From Okinawa we went to Camp Pendleton. We lived off base here and found a house based on the school scores. That didn’t end up working out so well for us. My son did third and part of fourth there and my daughter did part of kindergarten. I couldn’t wait to get the kids into a different school. They did the bare minimum. School went from 8 to 1:45, which is a little too short of a day in my opinion. They also offered no bus service which was a huge inconvenience for two working parents. When I asked the school about options for picking the kids up since we each worked 45 minutes away, they said I should find someone in the neighborhood to pick them up. No recommendations for childcare that could pick them up. My daughter’s kindergarten teacher also didn’t like her. She accused of her of lying about things, then we had her parent/teacher conference and I informed her that yes, we really had lived in Japan. She thought she was just making stuff up. I could go on and on about that school, but I’ll refrain.
Then we moved here to Texas. Again, we found a house based on school districts. This time, it worked out for us. My daughter hadn’t gotten anything out of kindergarten in California, but she was caught up by the end of the school year in Texas. She is now in second grade here and my son in sixth. I’m happy with their schools here. They are back to having a good curriculum and extra curriculars. My son is in his second year of band and was in the Lego Robotic Club this year.

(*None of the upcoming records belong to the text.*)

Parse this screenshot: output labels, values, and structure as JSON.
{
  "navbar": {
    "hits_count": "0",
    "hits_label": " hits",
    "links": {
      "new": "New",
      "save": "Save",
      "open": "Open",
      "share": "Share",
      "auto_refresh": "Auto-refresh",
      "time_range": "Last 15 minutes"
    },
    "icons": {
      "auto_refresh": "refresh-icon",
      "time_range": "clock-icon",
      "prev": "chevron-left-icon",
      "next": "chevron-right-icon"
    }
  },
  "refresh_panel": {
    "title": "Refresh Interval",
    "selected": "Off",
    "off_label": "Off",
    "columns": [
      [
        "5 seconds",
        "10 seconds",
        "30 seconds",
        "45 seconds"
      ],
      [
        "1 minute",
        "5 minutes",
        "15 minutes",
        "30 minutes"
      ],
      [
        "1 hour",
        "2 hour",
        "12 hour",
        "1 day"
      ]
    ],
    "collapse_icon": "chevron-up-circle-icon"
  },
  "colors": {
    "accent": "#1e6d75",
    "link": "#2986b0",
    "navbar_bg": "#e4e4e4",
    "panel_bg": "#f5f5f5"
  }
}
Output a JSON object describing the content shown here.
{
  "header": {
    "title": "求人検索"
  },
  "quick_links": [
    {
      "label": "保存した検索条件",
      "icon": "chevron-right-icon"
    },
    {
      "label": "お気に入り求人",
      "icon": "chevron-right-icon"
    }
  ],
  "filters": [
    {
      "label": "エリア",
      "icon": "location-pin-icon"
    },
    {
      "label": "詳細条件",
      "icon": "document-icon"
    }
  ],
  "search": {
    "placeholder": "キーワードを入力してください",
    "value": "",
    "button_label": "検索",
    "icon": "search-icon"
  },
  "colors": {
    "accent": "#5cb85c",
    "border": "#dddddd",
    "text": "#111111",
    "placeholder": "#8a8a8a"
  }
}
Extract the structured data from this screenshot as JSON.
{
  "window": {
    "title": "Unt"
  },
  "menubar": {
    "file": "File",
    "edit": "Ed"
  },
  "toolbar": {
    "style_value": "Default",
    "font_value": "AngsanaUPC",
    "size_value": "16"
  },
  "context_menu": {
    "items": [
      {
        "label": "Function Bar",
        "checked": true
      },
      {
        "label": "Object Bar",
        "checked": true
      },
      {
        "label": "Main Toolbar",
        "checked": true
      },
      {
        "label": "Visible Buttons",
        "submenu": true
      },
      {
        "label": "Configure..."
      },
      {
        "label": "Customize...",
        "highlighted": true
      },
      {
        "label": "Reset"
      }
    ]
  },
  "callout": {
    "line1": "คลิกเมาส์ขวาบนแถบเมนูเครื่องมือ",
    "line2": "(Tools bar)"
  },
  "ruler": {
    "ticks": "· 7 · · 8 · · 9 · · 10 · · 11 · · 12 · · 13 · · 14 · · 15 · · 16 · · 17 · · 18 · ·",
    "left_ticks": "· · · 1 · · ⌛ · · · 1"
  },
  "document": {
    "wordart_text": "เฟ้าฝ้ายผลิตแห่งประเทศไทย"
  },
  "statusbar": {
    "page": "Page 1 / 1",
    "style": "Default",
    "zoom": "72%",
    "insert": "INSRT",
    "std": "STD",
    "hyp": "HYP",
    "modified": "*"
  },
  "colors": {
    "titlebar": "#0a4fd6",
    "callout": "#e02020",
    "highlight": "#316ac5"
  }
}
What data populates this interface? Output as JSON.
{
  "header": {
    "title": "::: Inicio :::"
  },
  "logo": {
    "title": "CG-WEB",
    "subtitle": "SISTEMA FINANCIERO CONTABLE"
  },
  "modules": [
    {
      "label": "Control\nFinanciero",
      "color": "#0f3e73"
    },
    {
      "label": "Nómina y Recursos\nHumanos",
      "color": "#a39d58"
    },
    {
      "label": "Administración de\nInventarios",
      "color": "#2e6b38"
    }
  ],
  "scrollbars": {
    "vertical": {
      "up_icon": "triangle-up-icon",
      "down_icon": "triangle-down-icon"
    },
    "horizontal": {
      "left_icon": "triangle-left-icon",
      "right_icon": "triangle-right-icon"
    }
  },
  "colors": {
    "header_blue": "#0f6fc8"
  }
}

I had never really thought about it before they started school, beyond just wanting them to get a good education. Moving around has really shown me what I think a good education is though. It goes beyond the basic book learning. My son wants to be an engineers, so a Lego Robotic Club is something he jumped at the chance to join. They need P.E. and classed in the arts. We’ll soon be in the high school years and all this will become even more important.